Input material section start

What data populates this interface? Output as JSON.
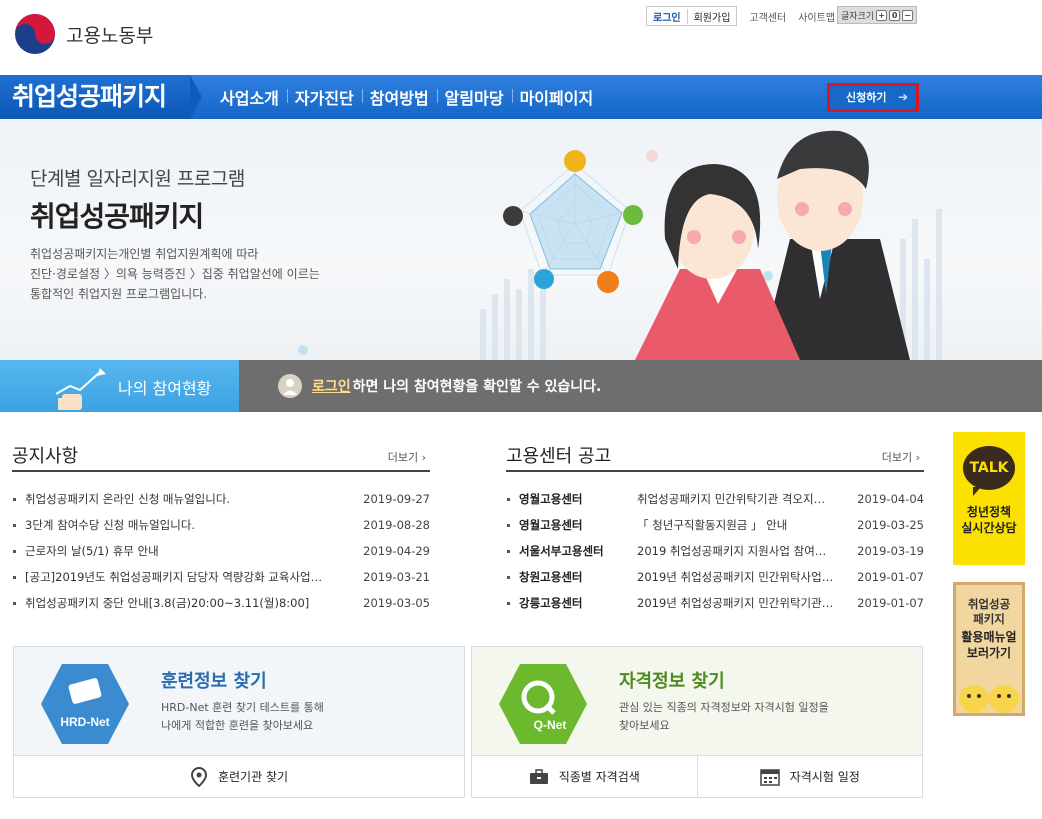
{
  "header": {
    "logo_text": "고용노동부",
    "util": {
      "login": "로그인",
      "signup": "회원가입",
      "customer_center": "고객센터",
      "sitemap": "사이트맵",
      "font_size": "글자크기",
      "font_plus": "+",
      "font_reset": "0",
      "font_minus": "−"
    }
  },
  "nav": {
    "brand": "취업성공패키지",
    "items": [
      "사업소개",
      "자가진단",
      "참여방법",
      "알림마당",
      "마이페이지"
    ],
    "apply": "신청하기"
  },
  "hero": {
    "subtitle": "단계별 일자리지원 프로그램",
    "title": "취업성공패키지",
    "desc1": "취업성공패키지는개인별 취업지원계획에 따라",
    "desc2": "진단·경로설정 〉의욕 능력증진 〉집중 취업알선에 이르는",
    "desc3": "통합적인 취업지원 프로그램입니다."
  },
  "participation": {
    "label": "나의 참여현황",
    "login_link": "로그인",
    "message": " 하면 나의 참여현황을 확인할 수 있습니다."
  },
  "notices": {
    "title": "공지사항",
    "more": "더보기",
    "items": [
      {
        "text": "취업성공패키지 온라인 신청 매뉴얼입니다.",
        "date": "2019-09-27"
      },
      {
        "text": "3단계 참여수당 신청 매뉴얼입니다.",
        "date": "2019-08-28"
      },
      {
        "text": "근로자의 날(5/1) 휴무 안내",
        "date": "2019-04-29"
      },
      {
        "text": "[공고]2019년도 취업성공패키지 담당자 역량강화 교육사업…",
        "date": "2019-03-21"
      },
      {
        "text": "취업성공패키지 중단 안내[3.8(금)20:00~3.11(월)8:00]",
        "date": "2019-03-05"
      }
    ]
  },
  "center_notices": {
    "title": "고용센터 공고",
    "more": "더보기",
    "items": [
      {
        "center": "영월고용센터",
        "text": "취업성공패키지 민간위탁기관 격오지…",
        "date": "2019-04-04"
      },
      {
        "center": "영월고용센터",
        "text": "「 청년구직활동지원금 」 안내",
        "date": "2019-03-25"
      },
      {
        "center": "서울서부고용센터",
        "text": "2019 취업성공패키지 지원사업 참여…",
        "date": "2019-03-19"
      },
      {
        "center": "창원고용센터",
        "text": "2019년 취업성공패키지 민간위탁사업…",
        "date": "2019-01-07"
      },
      {
        "center": "강릉고용센터",
        "text": "2019년 취업성공패키지 민간위탁기관…",
        "date": "2019-01-07"
      }
    ]
  },
  "side": {
    "kakao_badge": "TALK",
    "kakao_line1": "청년정책",
    "kakao_line2": "실시간상담",
    "manual_line1": "취업성공",
    "manual_line2": "패키지",
    "manual_line3": "활용매뉴얼",
    "manual_line4": "보러가기"
  },
  "cards": {
    "hrd": {
      "logo": "HRD-Net",
      "title": "훈련정보 찾기",
      "desc1": "HRD-Net 훈련 찾기 테스트를 통해",
      "desc2": "나에게 적합한 훈련을 찾아보세요",
      "link1": "훈련기관 찾기"
    },
    "qnet": {
      "logo": "Q-Net",
      "title": "자격정보 찾기",
      "desc1": "관심 있는 직종의 자격정보와 자격시험 일정을",
      "desc2": "찾아보세요",
      "link1": "직종별 자격검색",
      "link2": "자격시험 일정"
    }
  },
  "colors": {
    "nav_blue": "#1a6fd3",
    "highlight_red": "#e0141e",
    "participation_blue": "#45aae8",
    "kakao_yellow": "#fbe100"
  }
}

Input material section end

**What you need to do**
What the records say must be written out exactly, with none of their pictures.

**Response for this exercise**
What data populates this interface? Output as JSON.
{
  "header": {
    "logo_text": "고용노동부",
    "util": {
      "login": "로그인",
      "signup": "회원가입",
      "customer_center": "고객센터",
      "sitemap": "사이트맵",
      "font_size": "글자크기",
      "font_plus": "+",
      "font_reset": "0",
      "font_minus": "−"
    }
  },
  "nav": {
    "brand": "취업성공패키지",
    "items": [
      "사업소개",
      "자가진단",
      "참여방법",
      "알림마당",
      "마이페이지"
    ],
    "apply": "신청하기"
  },
  "hero": {
    "subtitle": "단계별 일자리지원 프로그램",
    "title": "취업성공패키지",
    "desc1": "취업성공패키지는개인별 취업지원계획에 따라",
    "desc2": "진단·경로설정 〉의욕 능력증진 〉집중 취업알선에 이르는",
    "desc3": "통합적인 취업지원 프로그램입니다."
  },
  "participation": {
    "label": "나의 참여현황",
    "login_link": "로그인",
    "message": " 하면 나의 참여현황을 확인할 수 있습니다."
  },
  "notices": {
    "title": "공지사항",
    "more": "더보기",
    "items": [
      {
        "text": "취업성공패키지 온라인 신청 매뉴얼입니다.",
        "date": "2019-09-27"
      },
      {
        "text": "3단계 참여수당 신청 매뉴얼입니다.",
        "date": "2019-08-28"
      },
      {
        "text": "근로자의 날(5/1) 휴무 안내",
        "date": "2019-04-29"
      },
      {
        "text": "[공고]2019년도 취업성공패키지 담당자 역량강화 교육사업…",
        "date": "2019-03-21"
      },
      {
        "text": "취업성공패키지 중단 안내[3.8(금)20:00~3.11(월)8:00]",
        "date": "2019-03-05"
      }
    ]
  },
  "center_notices": {
    "title": "고용센터 공고",
    "more": "더보기",
    "items": [
      {
        "center": "영월고용센터",
        "text": "취업성공패키지 민간위탁기관 격오지…",
        "date": "2019-04-04"
      },
      {
        "center": "영월고용센터",
        "text": "「 청년구직활동지원금 」 안내",
        "date": "2019-03-25"
      },
      {
        "center": "서울서부고용센터",
        "text": "2019 취업성공패키지 지원사업 참여…",
        "date": "2019-03-19"
      },
      {
        "center": "창원고용센터",
        "text": "2019년 취업성공패키지 민간위탁사업…",
        "date": "2019-01-07"
      },
      {
        "center": "강릉고용센터",
        "text": "2019년 취업성공패키지 민간위탁기관…",
        "date": "2019-01-07"
      }
    ]
  },
  "side": {
    "kakao_badge": "TALK",
    "kakao_line1": "청년정책",
    "kakao_line2": "실시간상담",
    "manual_line1": "취업성공",
    "manual_line2": "패키지",
    "manual_line3": "활용매뉴얼",
    "manual_line4": "보러가기"
  },
  "cards": {
    "hrd": {
      "logo": "HRD-Net",
      "title": "훈련정보 찾기",
      "desc1": "HRD-Net 훈련 찾기 테스트를 통해",
      "desc2": "나에게 적합한 훈련을 찾아보세요",
      "link1": "훈련기관 찾기"
    },
    "qnet": {
      "logo": "Q-Net",
      "title": "자격정보 찾기",
      "desc1": "관심 있는 직종의 자격정보와 자격시험 일정을",
      "desc2": "찾아보세요",
      "link1": "직종별 자격검색",
      "link2": "자격시험 일정"
    }
  },
  "colors": {
    "nav_blue": "#1a6fd3",
    "highlight_red": "#e0141e",
    "participation_blue": "#45aae8",
    "kakao_yellow": "#fbe100"
  }
}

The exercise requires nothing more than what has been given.